The government’s decision came following a proposal submitted to the Pitcairn Islands Council in 2013 by the Pew Charitable Trusts and the National Geographic Society. In a statement, the Pitcairn Islands Council said: “The people of Pitcairn are extremely excited about designation of the world’s largest marine reserve in our vast and unspoiled waters of the Pitcairn Islands, including Ducie, Oeno, and Henderson Islands. We are proud to have developed and led this effort in partnership with Pew and National Geographic to protect these spectacular waters we call home for generations to come.”

With this designation will come the protection of a vast array of wildlife. There are over 1,200 marine species around Pitcairn, including whales and dolphins, and 365 species of fish, turtles, seabirds and corals. Forty-eight percent of these species are globally threatened, including the critically endangered hawksbill turtle, and some found nowhere else on Earth, such as the Pitcairn angelfish. The reserve is also home to the world’s deepest-known living plant – a species of coralline algae found 382 metres (1,253 ft) below sea level. One of the two remaining raised coral atolls on the planet will be protected, as well as 40 Mile Reef, the deepest and most well-developed coral reef known in the world.

Pitcairn’s rich waters will now be off-limits to all extractive and damaging activities. The reserve will be safeguarded from deep sea mining exploration, pollution, climate change, overfishing, and illegal pirate fishing. In fact, the reserve will be monitored by technology known as the Virtual Watch Room as part of Pew’s Project Eyes on the Seas. This satellite monitoring system will allow government officials to detect illegal fishing activity in real time – the first time any government has combined the creation of a marine reserve with the most up-to-date technology for surveillance and enforcement of a protected area.

Jo Royle from Global Ocean Legacy, a project of Pew and its partners, said: “With this designation, the United Kingdom raises the bar for protection of our ocean and sets a new standard for others to follow. The United Kingdom is the caretaker of more than 6 million sq km of ocean — the fifth-largest marine area of any country. Through this designation, British citizens are playing a vital role in ensuring the health of our seas. The Pitcairn Islands Marine Reserve will build a refuge of untouched ocean to protect and conserve a wealth of marine life. We celebrate members of Parliament for pressing for this action.”

Tags:

No comments yet.

Leave a Comment

Your email address will not be published.*

Tick the box or answer the captcha.

You might also like

  • Are Badgers to Blame for Declining Hedgehogs?

    Badgers are now subject to a controversial cull in an effort to halt the spread of bovine tuberculosis, with some arguing that the cull may benefit more than just ailing cattle.

    By James Common
  • The Big Deer Debate

    Deer are never far from the press in recent times; debated tirelessly and inspiring fierce devotion from people both sides of the cull or not to cull divide.
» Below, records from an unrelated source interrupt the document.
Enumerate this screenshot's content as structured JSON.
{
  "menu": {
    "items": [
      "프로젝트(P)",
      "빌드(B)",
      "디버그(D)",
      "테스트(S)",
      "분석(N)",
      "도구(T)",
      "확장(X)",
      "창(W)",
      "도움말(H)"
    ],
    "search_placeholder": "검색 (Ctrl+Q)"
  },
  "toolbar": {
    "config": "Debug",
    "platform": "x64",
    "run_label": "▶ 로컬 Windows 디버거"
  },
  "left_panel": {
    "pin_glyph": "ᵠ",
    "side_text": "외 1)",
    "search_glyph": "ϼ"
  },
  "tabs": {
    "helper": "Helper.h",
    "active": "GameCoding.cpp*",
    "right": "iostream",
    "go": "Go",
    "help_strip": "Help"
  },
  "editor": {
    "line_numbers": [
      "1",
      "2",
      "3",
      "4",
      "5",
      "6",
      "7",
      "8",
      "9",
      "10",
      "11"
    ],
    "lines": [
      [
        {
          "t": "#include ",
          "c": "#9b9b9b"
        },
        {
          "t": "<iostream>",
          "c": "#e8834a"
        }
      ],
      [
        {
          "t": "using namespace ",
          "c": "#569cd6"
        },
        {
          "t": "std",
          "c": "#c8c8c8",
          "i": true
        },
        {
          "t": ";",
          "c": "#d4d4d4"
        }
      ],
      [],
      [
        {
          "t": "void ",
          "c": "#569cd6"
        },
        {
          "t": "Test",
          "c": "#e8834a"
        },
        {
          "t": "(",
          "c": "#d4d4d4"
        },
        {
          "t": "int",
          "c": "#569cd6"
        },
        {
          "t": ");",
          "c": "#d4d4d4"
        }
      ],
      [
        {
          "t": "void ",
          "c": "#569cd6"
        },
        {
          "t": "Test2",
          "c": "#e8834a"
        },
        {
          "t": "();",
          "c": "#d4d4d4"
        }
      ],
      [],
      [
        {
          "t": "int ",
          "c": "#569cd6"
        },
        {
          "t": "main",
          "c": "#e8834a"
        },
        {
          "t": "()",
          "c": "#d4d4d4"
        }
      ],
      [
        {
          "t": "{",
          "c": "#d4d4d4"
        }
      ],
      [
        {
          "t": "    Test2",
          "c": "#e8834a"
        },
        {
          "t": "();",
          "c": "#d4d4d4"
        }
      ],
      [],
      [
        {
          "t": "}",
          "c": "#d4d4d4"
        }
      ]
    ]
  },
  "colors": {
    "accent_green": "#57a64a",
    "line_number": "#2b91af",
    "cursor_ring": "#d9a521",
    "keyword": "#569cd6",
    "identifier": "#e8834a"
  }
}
Some seek to control deer, to cull them in aid of economic or environmental gains; others to preserve them for sport or out of sheer goodwill.

    By James Common
  • Eagle Owls in the UK – Native or Not?

    The Eagle Owl is never far from the headlines in recent times; welcomed by many, persecuted by some and virulently condemned by others – largely due to their tendency to predate raptor species, including those of conservation concern

    By James Common

International

More Worldwide Opportunities »